In each section of the menu there are standouts, and the chef’s signature tomato bisque, thick and rich, is one of them. Jack’s offers several meal-size salads, one of the best of which is the spinach salad. Raw baby leaves, just barely dressed, are paired with gorgonzola, chopped applewood smoked bacon and sliced pears for a palate-pleasing balance of flavors and textures.

Jack’s offers some interesting Asian fusion dishes as well, such as tuna tartar with fresh mango soy sauce, sesame seeds and grilled tuna accompanied by a white wine ginger sauce that reinforces Kerschbaumer‘s comfort with borrowing widely from regional cuisines. The chicken breast stuffed with Pennsylvania goat cheese and fresh basil served with a pommery mustard sauce is a delicious melding of traditional techniques and updated ingredients.
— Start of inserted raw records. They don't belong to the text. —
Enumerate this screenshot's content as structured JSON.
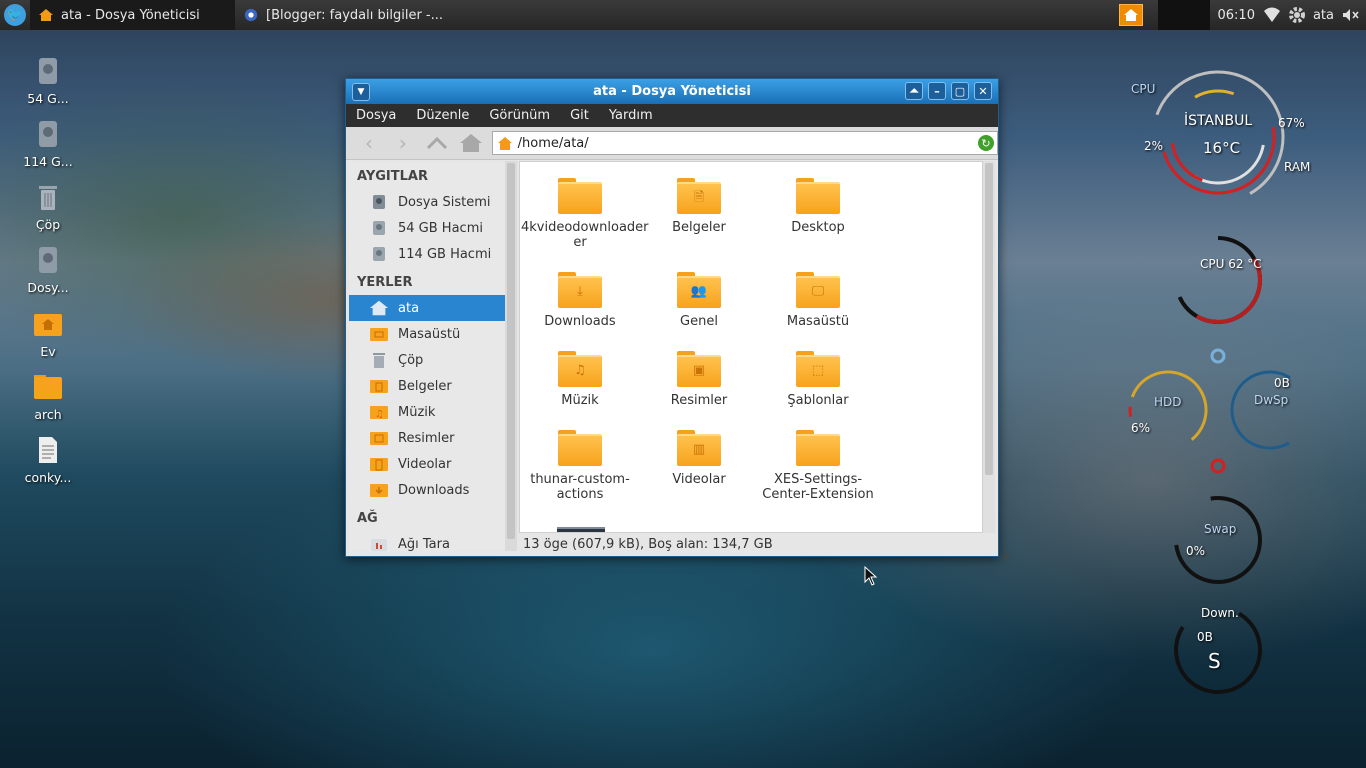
{
  "panel": {
    "tasks": [
      {
        "label": "ata - Dosya Yöneticisi"
      },
      {
        "label": "[Blogger: faydalı bilgiler -..."
      }
    ],
    "clock": "06:10",
    "user": "ata"
  },
  "desktop_icons": [
    {
      "label": "54 G..."
    },
    {
      "label": "114 G..."
    },
    {
      "label": "Çöp"
    },
    {
      "label": "Dosy..."
    },
    {
      "label": "Ev"
    },
    {
      "label": "arch"
    },
    {
      "label": "conky..."
    }
  ],
  "window": {
    "title": "ata - Dosya Yöneticisi",
    "menu": [
      "Dosya",
      "Düzenle",
      "Görünüm",
      "Git",
      "Yardım"
    ],
    "location": "/home/ata/",
    "sidebar": {
      "devices_header": "AYGITLAR",
      "devices": [
        "Dosya Sistemi",
        "54 GB Hacmi",
        "114 GB Hacmi"
      ],
      "places_header": "YERLER",
      "places": [
        "ata",
        "Masaüstü",
        "Çöp",
        "Belgeler",
        "Müzik",
        "Resimler",
        "Videolar",
        "Downloads"
      ],
      "network_header": "AĞ",
      "network": [
        "Ağı Tara"
      ]
    },
    "files": [
      {
        "name": "4kvideodownloader",
        "name2": "er",
        "icon": "folder"
      },
      {
        "name": "Belgeler",
        "name2": "",
        "icon": "document-folder"
      },
      {
        "name": "Desktop",
        "name2": "",
        "icon": "folder"
      },
      {
        "name": "Downloads",
        "name2": "",
        "icon": "download-folder"
      },
      {
        "name": "Genel",
        "name2": "",
        "icon": "people-folder"
      },
      {
        "name": "Masaüstü",
        "name2": "",
        "icon": "desktop-folder"
      },
      {
        "name": "Müzik",
        "name2": "",
        "icon": "music-folder"
      },
      {
        "name": "Resimler",
        "name2": "",
        "icon": "picture-folder"
      },
      {
        "name": "Şablonlar",
        "name2": "",
        "icon": "template-folder"
      },
      {
        "name": "thunar-custom-",
        "name2": "actions",
        "icon": "folder"
      },
      {
        "name": "Videolar",
        "name2": "",
        "icon": "video-folder"
      },
      {
        "name": "XES-Settings-",
        "name2": "Center-Extension",
        "icon": "folder"
      }
    ],
    "status": "13 öge (607,9 kB), Boş alan: 134,7 GB"
  },
  "conky": {
    "cpu_label": "CPU",
    "city": "İSTANBUL",
    "temp": "16°C",
    "cpu_pct": "2%",
    "ram_pct": "67%",
    "ram_label": "RAM",
    "cpu_temp": "CPU 62 °C",
    "hdd_label": "HDD",
    "hdd_pct": "6%",
    "dwsp_val": "0B",
    "dwsp_label": "DwSp",
    "swap_label": "Swap",
    "swap_pct": "0%",
    "down_label": "Down.",
    "down_val": "0B",
    "down_unit": "S"
  }
}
Although pasta options are limited, the ravioli is a good bet. A recent variety was stuffed with mushrooms and served in a mushroom cream sauce, which was particularly appealing. The braised lamb shank sounds good, but the very large shank, served on a bed of overly dense risotto with rosemary glace, is disappointingly mild, suggesting an American source.

Desserts at Jack’s are mostly light and simple. The poached pear with red wine sauce, apple tart and sorbets (which vary daily) are perfect for a bit of sweet after a filling meal. If you are looking for something more unusual, the cream of papaya with cassis is definitely worth a try, and the parfait glace Grand Marnier is an elegant end note for any meal.
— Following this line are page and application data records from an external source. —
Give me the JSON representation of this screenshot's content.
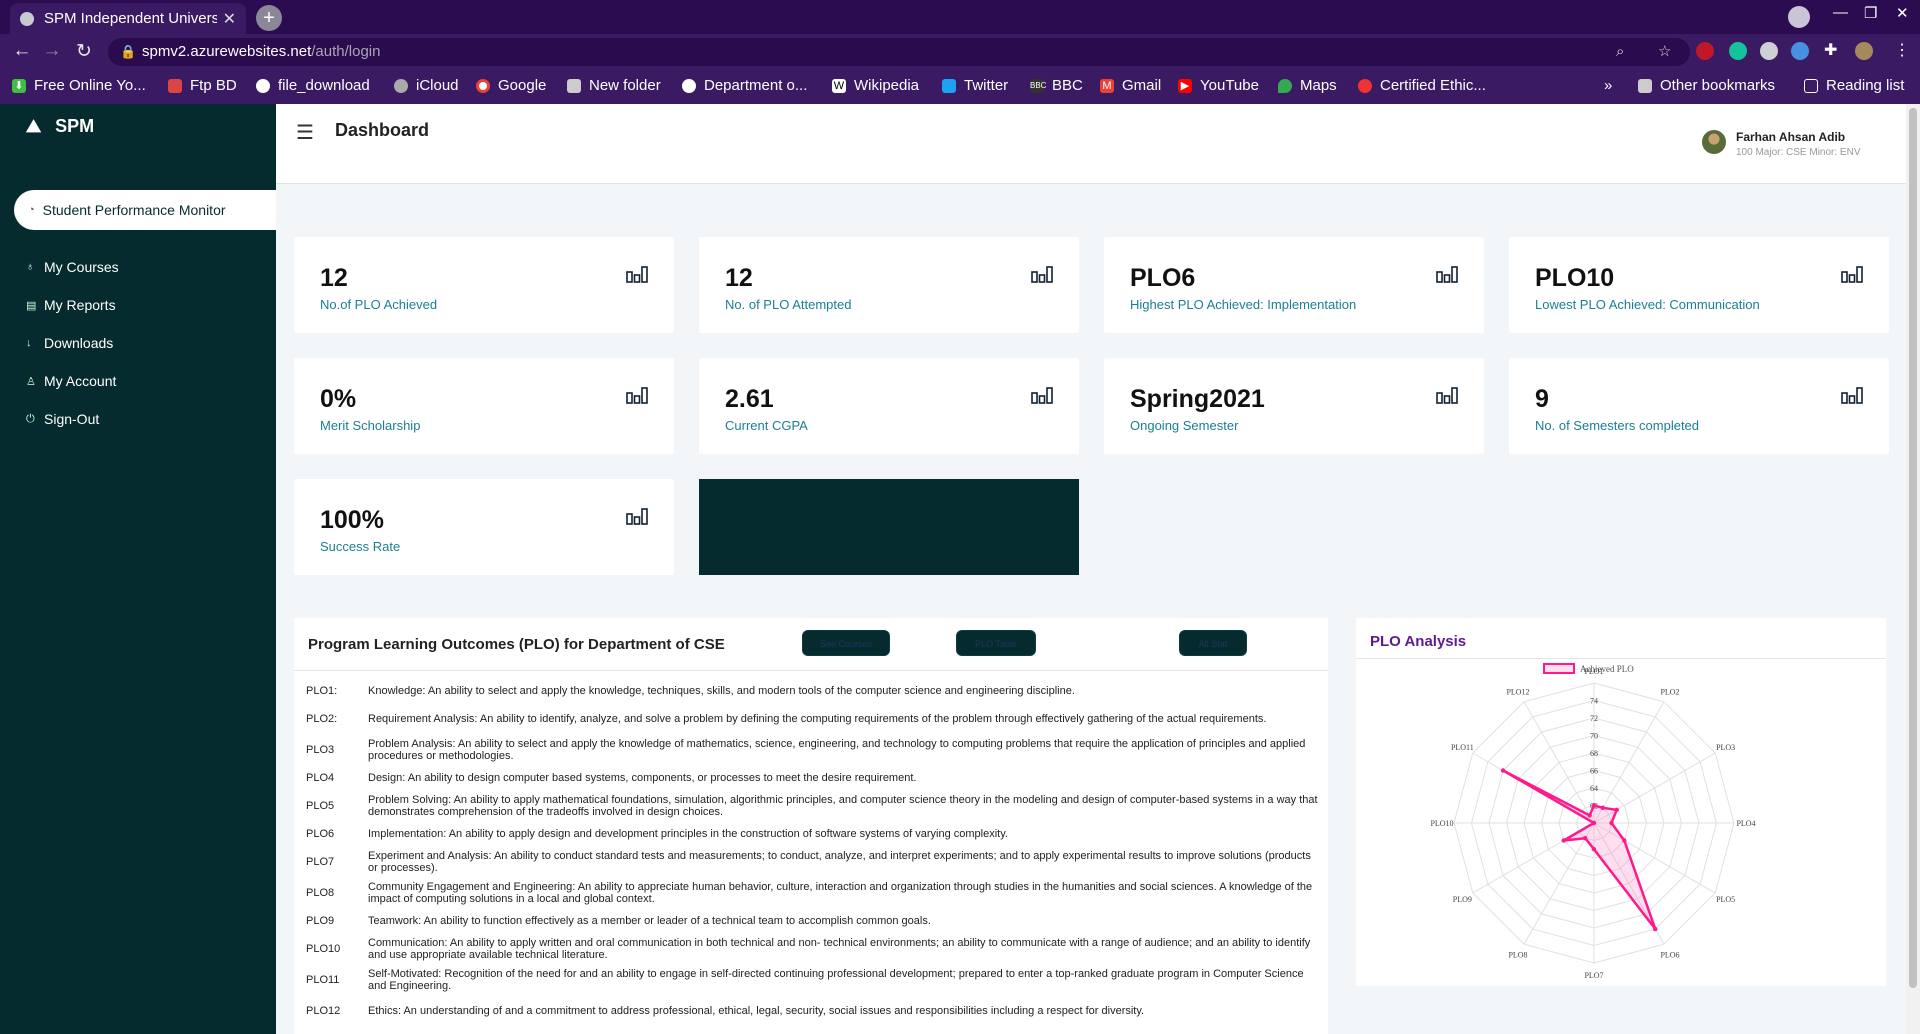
{
  "browser": {
    "tab_title": "SPM Independent Univers",
    "url_host": "spmv2.azurewebsites.net",
    "url_path": "/auth/login",
    "bookmarks": [
      "Free Online Yo...",
      "Ftp BD",
      "file_download",
      "iCloud",
      "Google",
      "New folder",
      "Department o...",
      "Wikipedia",
      "Twitter",
      "BBC",
      "Gmail",
      "YouTube",
      "Maps",
      "Certified Ethic...",
      "Other bookmarks",
      "Reading list"
    ],
    "overflow": "»"
  },
  "app": {
    "logo_text": "SPM",
    "active_nav": "Student Performance Monitor",
    "nav": [
      "My Courses",
      "My Reports",
      "Downloads",
      "My Account",
      "Sign-Out"
    ],
    "page_title": "Dashboard",
    "user_name": "Farhan Ahsan Adib",
    "user_meta": "100 Major: CSE Minor: ENV"
  },
  "stats": [
    {
      "value": "12",
      "label": "No.of PLO Achieved"
    },
    {
      "value": "12",
      "label": "No. of PLO Attempted"
    },
    {
      "value": "PLO6",
      "label": "Highest PLO Achieved: Implementation"
    },
    {
      "value": "PLO10",
      "label": "Lowest PLO Achieved: Communication"
    },
    {
      "value": "0%",
      "label": "Merit Scholarship"
    },
    {
      "value": "2.61",
      "label": "Current CGPA"
    },
    {
      "value": "Spring2021",
      "label": "Ongoing Semester"
    },
    {
      "value": "9",
      "label": "No. of Semesters completed"
    },
    {
      "value": "100%",
      "label": "Success Rate"
    }
  ],
  "plo_section": {
    "title": "Program Learning Outcomes (PLO) for Department of CSE",
    "buttons": [
      "See Courses",
      "PLO Table",
      "All Stat"
    ],
    "rows": [
      {
        "id": "PLO1:",
        "desc": "Knowledge: An ability to select and apply the knowledge, techniques, skills, and modern tools of the computer science and engineering discipline."
      },
      {
        "id": "PLO2:",
        "desc": "Requirement Analysis: An ability to identify, analyze, and solve a problem by defining the computing requirements of the problem through effectively gathering of the actual requirements."
      },
      {
        "id": "PLO3",
        "desc": "Problem Analysis: An ability to select and apply the knowledge of mathematics, science, engineering, and technology to computing problems that require the application of principles and applied procedures or methodologies."
      },
      {
        "id": "PLO4",
        "desc": "Design: An ability to design computer based systems, components, or processes to meet the desire requirement."
      },
      {
        "id": "PLO5",
        "desc": "Problem Solving: An ability to apply mathematical foundations, simulation, algorithmic principles, and computer science theory in the modeling and design of computer-based systems in a way that demonstrates comprehension of the tradeoffs involved in design choices."
      },
      {
        "id": "PLO6",
        "desc": "Implementation: An ability to apply design and development principles in the construction of software systems of varying complexity."
      },
      {
        "id": "PLO7",
        "desc": "Experiment and Analysis: An ability to conduct standard tests and measurements; to conduct, analyze, and interpret experiments; and to apply experimental results to improve solutions (products or processes)."
      },
      {
        "id": "PLO8",
        "desc": "Community Engagement and Engineering: An ability to appreciate human behavior, culture, interaction and organization through studies in the humanities and social sciences. A knowledge of the impact of computing solutions in a local and global context."
      },
      {
        "id": "PLO9",
        "desc": "Teamwork: An ability to function effectively as a member or leader of a technical team to accomplish common goals."
      },
      {
        "id": "PLO10",
        "desc": "Communication: An ability to apply written and oral communication in both technical and non- technical environments; an ability to communicate with a range of audience; and an ability to identify and use appropriate available technical literature."
      },
      {
        "id": "PLO11",
        "desc": "Self-Motivated: Recognition of the need for and an ability to engage in self-directed continuing professional development; prepared to enter a top-ranked graduate program in Computer Science and Engineering."
      },
      {
        "id": "PLO12",
        "desc": "Ethics: An understanding of and a commitment to address professional, ethical, legal, security, social issues and responsibilities including a respect for diversity."
      }
    ]
  },
  "chart_data": {
    "type": "radar",
    "title": "PLO Analysis",
    "legend": "Achieved PLO",
    "legend_position": "top",
    "categories": [
      "PLO1",
      "PLO2",
      "PLO3",
      "PLO4",
      "PLO5",
      "PLO6",
      "PLO7",
      "PLO8",
      "PLO9",
      "PLO10",
      "PLO11",
      "PLO12"
    ],
    "ticks": [
      "62",
      "64",
      "66",
      "68",
      "70",
      "72",
      "74"
    ],
    "range": [
      60,
      76
    ],
    "series": [
      {
        "name": "Achieved PLO",
        "values": [
          62,
          62,
          63,
          62,
          64,
          74,
          63,
          62,
          64,
          60,
          72,
          61
        ]
      }
    ],
    "colors": {
      "line": "#ff1a8c",
      "fill": "rgba(255,105,180,0.22)"
    }
  }
}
Occupying almost a third of the space, the bar at Jack’s is a destination itself. The bar menu offers a respectable wine list emphasizing French varieties, as well as specialty cocktails including a special section based on Jack Daniel’s signature whiskey. A portion of the proceeds from these drinks will be donated to the Whitman-Walker Clinic, so you can almost feel virtuous drinking another Black Jack martini (Jack Daniel’s, sweet vermouth and bitters) or a Lynchburg lemontini (Jack Daniel’s, sweet and sour mix, Triple Sec and a hint of Sprite).

Jack’s is designed to attract a neighborhood crowd, with its casual atmosphere, reasonable prices, eclectic menu and great bar space perfect for meeting friends and having a quick bite. It’s a comfortable space that’s been greatly improved in appearance since its last incarnation, although with its current indoor seating capacity of 74, including 17 bar seats, the tables are rather close together, making it challenging for wait staff to navigate. The space is augmented in seasonable weather by a large outdoor patio, which should be very enjoyable.

Service is consistently friendly and enthusiastic, but unfortunately can also be ill-timed and frustratingly slow, especially when you’re very hungry. A few of the problems are quite common to new establishments, so we can expect that these minor issues will be worked out in due course. All in all, Jack’s is a nice addition to the neighborhood and a good destination for anyone in search of a comfortable meal or late evening snack.

Jack’s Restaurant and Bar in Dupont Circle 1527 17th St., NW (202) 332-6767 www.JacksDC.net

Hours: Mon. and Tue. 5 - 10 p.m., Wed. through Sat.11:30 a.m. - 11 p.m., Sun. 11 a.m. - 10 p.m Brunch: Sat. and Sun. until 3 p.m.

Bar: (offering late-night menu) Mon. and Tue. 5 p.m. - 2 a.m., Wed., Thu., Sun. 11:30 a.m. - 2 a.m., Fri. and Sat. 11:30 a.m. to 3 a.m.

Prices: Small plates - 15; larger plates - 21, desserts - 8

Dress: Casual

About the Author

Rachel Hunt and Stephen Qualiana are the restaurant reviewers for The Washington Diplomat.

Last Edited on November 29, 1999